Check every line of the entries below for "name", and copy the lines that have it.
::::::::::
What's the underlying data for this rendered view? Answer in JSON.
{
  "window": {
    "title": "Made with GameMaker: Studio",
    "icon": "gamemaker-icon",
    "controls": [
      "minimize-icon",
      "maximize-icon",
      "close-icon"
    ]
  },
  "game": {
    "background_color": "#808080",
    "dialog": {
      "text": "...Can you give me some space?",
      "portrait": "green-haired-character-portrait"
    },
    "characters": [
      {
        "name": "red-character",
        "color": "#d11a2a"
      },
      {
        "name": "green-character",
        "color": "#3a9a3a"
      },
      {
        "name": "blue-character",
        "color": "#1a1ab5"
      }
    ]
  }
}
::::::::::
▸ **Solution to this task**:
        "name": "red-character",
        "name": "green-character",
        "name": "blue-character",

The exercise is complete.